Web page and app entries ->
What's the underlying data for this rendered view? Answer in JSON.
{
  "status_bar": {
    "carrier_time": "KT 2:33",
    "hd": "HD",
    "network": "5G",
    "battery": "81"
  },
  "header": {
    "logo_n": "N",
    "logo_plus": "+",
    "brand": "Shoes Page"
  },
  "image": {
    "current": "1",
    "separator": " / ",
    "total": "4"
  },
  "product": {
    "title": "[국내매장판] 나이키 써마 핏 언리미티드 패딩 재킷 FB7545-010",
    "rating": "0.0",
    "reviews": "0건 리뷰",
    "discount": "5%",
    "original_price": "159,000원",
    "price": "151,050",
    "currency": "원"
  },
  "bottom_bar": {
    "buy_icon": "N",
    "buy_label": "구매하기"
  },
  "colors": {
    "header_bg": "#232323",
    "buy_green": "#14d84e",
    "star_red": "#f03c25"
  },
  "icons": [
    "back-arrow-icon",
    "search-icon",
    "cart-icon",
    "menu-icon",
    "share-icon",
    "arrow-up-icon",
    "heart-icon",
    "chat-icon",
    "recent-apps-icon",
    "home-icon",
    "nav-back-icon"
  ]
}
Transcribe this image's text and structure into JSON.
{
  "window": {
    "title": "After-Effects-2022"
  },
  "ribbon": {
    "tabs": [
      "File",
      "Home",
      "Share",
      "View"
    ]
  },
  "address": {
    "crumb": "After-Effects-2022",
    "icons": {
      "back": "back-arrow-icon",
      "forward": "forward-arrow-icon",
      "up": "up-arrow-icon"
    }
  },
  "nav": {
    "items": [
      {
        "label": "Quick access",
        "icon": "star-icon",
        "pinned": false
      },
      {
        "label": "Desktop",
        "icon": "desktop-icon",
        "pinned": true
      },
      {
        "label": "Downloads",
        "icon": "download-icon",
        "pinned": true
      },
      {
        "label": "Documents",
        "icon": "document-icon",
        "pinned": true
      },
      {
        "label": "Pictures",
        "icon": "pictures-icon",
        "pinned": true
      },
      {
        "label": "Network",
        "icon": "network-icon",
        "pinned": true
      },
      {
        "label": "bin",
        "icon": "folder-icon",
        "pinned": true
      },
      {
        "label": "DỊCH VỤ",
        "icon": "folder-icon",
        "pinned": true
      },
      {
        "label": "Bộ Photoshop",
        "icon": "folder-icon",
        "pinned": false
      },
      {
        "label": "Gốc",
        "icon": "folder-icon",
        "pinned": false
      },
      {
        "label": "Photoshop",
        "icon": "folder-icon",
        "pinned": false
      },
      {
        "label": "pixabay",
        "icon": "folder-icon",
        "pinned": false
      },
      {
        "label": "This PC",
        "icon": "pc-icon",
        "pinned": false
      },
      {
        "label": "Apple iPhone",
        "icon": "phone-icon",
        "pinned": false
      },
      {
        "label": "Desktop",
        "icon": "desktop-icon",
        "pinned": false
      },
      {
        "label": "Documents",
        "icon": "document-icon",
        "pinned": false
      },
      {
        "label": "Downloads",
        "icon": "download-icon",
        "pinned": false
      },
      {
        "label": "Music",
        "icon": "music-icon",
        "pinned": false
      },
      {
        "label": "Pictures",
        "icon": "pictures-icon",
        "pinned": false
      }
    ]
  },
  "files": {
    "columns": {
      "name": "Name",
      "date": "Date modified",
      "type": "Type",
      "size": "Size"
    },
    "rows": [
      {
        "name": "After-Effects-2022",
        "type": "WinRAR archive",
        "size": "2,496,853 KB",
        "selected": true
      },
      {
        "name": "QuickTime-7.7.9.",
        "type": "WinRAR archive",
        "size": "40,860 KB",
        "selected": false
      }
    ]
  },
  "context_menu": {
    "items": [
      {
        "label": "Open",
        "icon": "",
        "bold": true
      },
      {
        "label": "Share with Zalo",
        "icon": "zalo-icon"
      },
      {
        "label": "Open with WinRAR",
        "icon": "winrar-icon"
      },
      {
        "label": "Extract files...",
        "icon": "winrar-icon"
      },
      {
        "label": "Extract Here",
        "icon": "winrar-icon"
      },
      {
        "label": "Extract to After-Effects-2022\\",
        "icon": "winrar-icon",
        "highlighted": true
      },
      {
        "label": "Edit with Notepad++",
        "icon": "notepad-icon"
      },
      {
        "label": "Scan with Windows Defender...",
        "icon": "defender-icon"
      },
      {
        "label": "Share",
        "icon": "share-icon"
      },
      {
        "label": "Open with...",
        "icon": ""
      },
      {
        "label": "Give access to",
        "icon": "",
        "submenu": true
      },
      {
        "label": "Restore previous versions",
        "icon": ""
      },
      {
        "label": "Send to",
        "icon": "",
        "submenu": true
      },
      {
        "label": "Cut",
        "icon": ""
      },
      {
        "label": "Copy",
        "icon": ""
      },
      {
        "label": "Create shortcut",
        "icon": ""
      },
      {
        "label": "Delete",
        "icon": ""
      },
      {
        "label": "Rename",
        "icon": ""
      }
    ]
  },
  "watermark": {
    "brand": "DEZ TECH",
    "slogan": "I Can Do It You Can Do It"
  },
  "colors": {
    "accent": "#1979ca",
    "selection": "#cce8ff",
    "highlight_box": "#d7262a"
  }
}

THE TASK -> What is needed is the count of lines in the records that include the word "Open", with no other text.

WRITTEN SOLUTION -> 3